= Beginning of Section =
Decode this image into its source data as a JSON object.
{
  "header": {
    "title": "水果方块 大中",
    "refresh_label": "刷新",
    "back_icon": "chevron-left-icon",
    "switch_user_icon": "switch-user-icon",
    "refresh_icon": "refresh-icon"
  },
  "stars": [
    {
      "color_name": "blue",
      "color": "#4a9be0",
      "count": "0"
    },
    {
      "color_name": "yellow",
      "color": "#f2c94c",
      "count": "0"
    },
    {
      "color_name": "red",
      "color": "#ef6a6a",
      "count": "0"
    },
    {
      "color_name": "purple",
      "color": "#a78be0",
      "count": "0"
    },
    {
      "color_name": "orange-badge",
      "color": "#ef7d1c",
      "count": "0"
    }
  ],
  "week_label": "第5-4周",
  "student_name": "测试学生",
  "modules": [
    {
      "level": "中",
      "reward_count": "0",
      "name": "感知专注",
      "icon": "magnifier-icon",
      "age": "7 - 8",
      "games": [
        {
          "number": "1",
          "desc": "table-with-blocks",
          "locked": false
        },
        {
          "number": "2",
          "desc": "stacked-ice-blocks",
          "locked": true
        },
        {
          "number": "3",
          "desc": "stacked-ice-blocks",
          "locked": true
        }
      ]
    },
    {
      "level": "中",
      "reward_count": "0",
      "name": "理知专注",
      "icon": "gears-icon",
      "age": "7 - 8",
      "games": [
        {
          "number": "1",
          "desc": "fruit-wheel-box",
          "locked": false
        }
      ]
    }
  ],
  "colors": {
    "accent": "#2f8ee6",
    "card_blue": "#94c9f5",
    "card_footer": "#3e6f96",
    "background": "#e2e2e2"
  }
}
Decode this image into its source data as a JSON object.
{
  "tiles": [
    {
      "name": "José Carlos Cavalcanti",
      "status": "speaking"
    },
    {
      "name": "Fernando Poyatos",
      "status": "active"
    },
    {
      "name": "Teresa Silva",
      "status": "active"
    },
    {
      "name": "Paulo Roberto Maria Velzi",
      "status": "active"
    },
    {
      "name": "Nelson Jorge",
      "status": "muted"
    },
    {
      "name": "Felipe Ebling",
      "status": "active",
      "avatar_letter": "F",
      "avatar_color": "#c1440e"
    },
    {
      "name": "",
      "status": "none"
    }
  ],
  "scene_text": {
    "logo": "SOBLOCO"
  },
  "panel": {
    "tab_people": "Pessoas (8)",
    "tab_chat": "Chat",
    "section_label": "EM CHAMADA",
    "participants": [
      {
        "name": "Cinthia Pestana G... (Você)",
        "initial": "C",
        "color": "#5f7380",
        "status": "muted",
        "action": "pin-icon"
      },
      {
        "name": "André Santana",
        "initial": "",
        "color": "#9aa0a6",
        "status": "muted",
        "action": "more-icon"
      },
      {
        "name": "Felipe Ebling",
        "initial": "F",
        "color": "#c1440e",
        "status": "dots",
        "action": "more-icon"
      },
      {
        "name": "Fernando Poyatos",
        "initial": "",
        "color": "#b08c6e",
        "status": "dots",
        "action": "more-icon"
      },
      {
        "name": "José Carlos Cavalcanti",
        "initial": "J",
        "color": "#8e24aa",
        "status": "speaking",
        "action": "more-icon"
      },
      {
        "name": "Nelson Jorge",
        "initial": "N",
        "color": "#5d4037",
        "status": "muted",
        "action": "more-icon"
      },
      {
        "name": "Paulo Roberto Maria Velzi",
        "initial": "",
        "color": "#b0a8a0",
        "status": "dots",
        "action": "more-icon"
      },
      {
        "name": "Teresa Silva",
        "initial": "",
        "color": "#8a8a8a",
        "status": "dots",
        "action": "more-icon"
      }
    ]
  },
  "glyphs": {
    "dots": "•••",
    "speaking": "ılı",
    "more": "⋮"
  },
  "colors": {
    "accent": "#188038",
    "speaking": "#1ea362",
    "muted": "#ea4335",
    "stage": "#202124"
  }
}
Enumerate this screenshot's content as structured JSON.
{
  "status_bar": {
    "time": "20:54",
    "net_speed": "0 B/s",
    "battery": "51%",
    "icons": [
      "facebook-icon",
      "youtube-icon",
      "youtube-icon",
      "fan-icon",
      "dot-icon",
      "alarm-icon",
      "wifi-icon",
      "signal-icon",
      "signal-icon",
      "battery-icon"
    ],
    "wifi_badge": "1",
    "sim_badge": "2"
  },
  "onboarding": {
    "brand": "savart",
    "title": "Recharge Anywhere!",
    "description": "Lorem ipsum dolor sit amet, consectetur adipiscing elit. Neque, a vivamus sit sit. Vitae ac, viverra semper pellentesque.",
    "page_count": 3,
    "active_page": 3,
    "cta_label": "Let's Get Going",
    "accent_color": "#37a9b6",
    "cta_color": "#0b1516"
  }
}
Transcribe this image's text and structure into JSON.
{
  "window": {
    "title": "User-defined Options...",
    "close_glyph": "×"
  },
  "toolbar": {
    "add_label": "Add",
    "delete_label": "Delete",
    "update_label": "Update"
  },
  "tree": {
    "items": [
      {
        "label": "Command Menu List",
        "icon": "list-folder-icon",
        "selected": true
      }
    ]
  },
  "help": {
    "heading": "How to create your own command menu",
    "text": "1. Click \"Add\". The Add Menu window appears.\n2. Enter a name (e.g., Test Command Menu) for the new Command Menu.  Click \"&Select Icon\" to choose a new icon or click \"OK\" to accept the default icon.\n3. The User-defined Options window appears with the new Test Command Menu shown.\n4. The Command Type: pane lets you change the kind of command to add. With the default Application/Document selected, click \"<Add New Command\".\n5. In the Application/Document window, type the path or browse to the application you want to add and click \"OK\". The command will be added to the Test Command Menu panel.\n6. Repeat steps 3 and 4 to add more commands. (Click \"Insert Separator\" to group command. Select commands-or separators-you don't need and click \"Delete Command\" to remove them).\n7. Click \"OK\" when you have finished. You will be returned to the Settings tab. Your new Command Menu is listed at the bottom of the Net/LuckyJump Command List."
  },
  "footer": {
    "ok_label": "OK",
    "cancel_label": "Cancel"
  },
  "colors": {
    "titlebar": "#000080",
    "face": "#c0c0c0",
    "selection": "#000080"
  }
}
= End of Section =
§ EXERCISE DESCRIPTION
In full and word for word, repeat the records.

§ RESULT OF THIS TASK
Decode this image into its source data as a JSON object.
{
  "header": {
    "title": "水果方块 大中",
    "refresh_label": "刷新",
    "back_icon": "chevron-left-icon",
    "switch_user_icon": "switch-user-icon",
    "refresh_icon": "refresh-icon"
  },
  "stars": [
    {
      "color_name": "blue",
      "color": "#4a9be0",
      "count": "0"
    },
    {
      "color_name": "yellow",
      "color": "#f2c94c",
      "count": "0"
    },
    {
      "color_name": "red",
      "color": "#ef6a6a",
      "count": "0"
    },
    {
      "color_name": "purple",
      "color": "#a78be0",
      "count": "0"
    },
    {
      "color_name": "orange-badge",
      "color": "#ef7d1c",
      "count": "0"
    }
  ],
  "week_label": "第5-4周",
  "student_name": "测试学生",
  "modules": [
    {
      "level": "中",
      "reward_count": "0",
      "name": "感知专注",
      "icon": "magnifier-icon",
      "age": "7 - 8",
      "games": [
        {
          "number": "1",
          "desc": "table-with-blocks",
          "locked": false
        },
        {
          "number": "2",
          "desc": "stacked-ice-blocks",
          "locked": true
        },
        {
          "number": "3",
          "desc": "stacked-ice-blocks",
          "locked": true
        }
      ]
    },
    {
      "level": "中",
      "reward_count": "0",
      "name": "理知专注",
      "icon": "gears-icon",
      "age": "7 - 8",
      "games": [
        {
          "number": "1",
          "desc": "fruit-wheel-box",
          "locked": false
        }
      ]
    }
  ],
  "colors": {
    "accent": "#2f8ee6",
    "card_blue": "#94c9f5",
    "card_footer": "#3e6f96",
    "background": "#e2e2e2"
  }
}
Decode this image into its source data as a JSON object.
{
  "tiles": [
    {
      "name": "José Carlos Cavalcanti",
      "status": "speaking"
    },
    {
      "name": "Fernando Poyatos",
      "status": "active"
    },
    {
      "name": "Teresa Silva",
      "status": "active"
    },
    {
      "name": "Paulo Roberto Maria Velzi",
      "status": "active"
    },
    {
      "name": "Nelson Jorge",
      "status": "muted"
    },
    {
      "name": "Felipe Ebling",
      "status": "active",
      "avatar_letter": "F",
      "avatar_color": "#c1440e"
    },
    {
      "name": "",
      "status": "none"
    }
  ],
  "scene_text": {
    "logo": "SOBLOCO"
  },
  "panel": {
    "tab_people": "Pessoas (8)",
    "tab_chat": "Chat",
    "section_label": "EM CHAMADA",
    "participants": [
      {
        "name": "Cinthia Pestana G... (Você)",
        "initial": "C",
        "color": "#5f7380",
        "status": "muted",
        "action": "pin-icon"
      },
      {
        "name": "André Santana",
        "initial": "",
        "color": "#9aa0a6",
        "status": "muted",
        "action": "more-icon"
      },
      {
        "name": "Felipe Ebling",
        "initial": "F",
        "color": "#c1440e",
        "status": "dots",
        "action": "more-icon"
      },
      {
        "name": "Fernando Poyatos",
        "initial": "",
        "color": "#b08c6e",
        "status": "dots",
        "action": "more-icon"
      },
      {
        "name": "José Carlos Cavalcanti",
        "initial": "J",
        "color": "#8e24aa",
        "status": "speaking",
        "action": "more-icon"
      },
      {
        "name": "Nelson Jorge",
        "initial": "N",
        "color": "#5d4037",
        "status": "muted",
        "action": "more-icon"
      },
      {
        "name": "Paulo Roberto Maria Velzi",
        "initial": "",
        "color": "#b0a8a0",
        "status": "dots",
        "action": "more-icon"
      },
      {
        "name": "Teresa Silva",
        "initial": "",
        "color": "#8a8a8a",
        "status": "dots",
        "action": "more-icon"
      }
    ]
  },
  "glyphs": {
    "dots": "•••",
    "speaking": "ılı",
    "more": "⋮"
  },
  "colors": {
    "accent": "#188038",
    "speaking": "#1ea362",
    "muted": "#ea4335",
    "stage": "#202124"
  }
}
Enumerate this screenshot's content as structured JSON.
{
  "status_bar": {
    "time": "20:54",
    "net_speed": "0 B/s",
    "battery": "51%",
    "icons": [
      "facebook-icon",
      "youtube-icon",
      "youtube-icon",
      "fan-icon",
      "dot-icon",
      "alarm-icon",
      "wifi-icon",
      "signal-icon",
      "signal-icon",
      "battery-icon"
    ],
    "wifi_badge": "1",
    "sim_badge": "2"
  },
  "onboarding": {
    "brand": "savart",
    "title": "Recharge Anywhere!",
    "description": "Lorem ipsum dolor sit amet, consectetur adipiscing elit. Neque, a vivamus sit sit. Vitae ac, viverra semper pellentesque.",
    "page_count": 3,
    "active_page": 3,
    "cta_label": "Let's Get Going",
    "accent_color": "#37a9b6",
    "cta_color": "#0b1516"
  }
}
Transcribe this image's text and structure into JSON.
{
  "window": {
    "title": "User-defined Options...",
    "close_glyph": "×"
  },
  "toolbar": {
    "add_label": "Add",
    "delete_label": "Delete",
    "update_label": "Update"
  },
  "tree": {
    "items": [
      {
        "label": "Command Menu List",
        "icon": "list-folder-icon",
        "selected": true
      }
    ]
  },
  "help": {
    "heading": "How to create your own command menu",
    "text": "1. Click \"Add\". The Add Menu window appears.\n2. Enter a name (e.g., Test Command Menu) for the new Command Menu.  Click \"&Select Icon\" to choose a new icon or click \"OK\" to accept the default icon.\n3. The User-defined Options window appears with the new Test Command Menu shown.\n4. The Command Type: pane lets you change the kind of command to add. With the default Application/Document selected, click \"<Add New Command\".\n5. In the Application/Document window, type the path or browse to the application you want to add and click \"OK\". The command will be added to the Test Command Menu panel.\n6. Repeat steps 3 and 4 to add more commands. (Click \"Insert Separator\" to group command. Select commands-or separators-you don't need and click \"Delete Command\" to remove them).\n7. Click \"OK\" when you have finished. You will be returned to the Settings tab. Your new Command Menu is listed at the bottom of the Net/LuckyJump Command List."
  },
  "footer": {
    "ok_label": "OK",
    "cancel_label": "Cancel"
  },
  "colors": {
    "titlebar": "#000080",
    "face": "#c0c0c0",
    "selection": "#000080"
  }
}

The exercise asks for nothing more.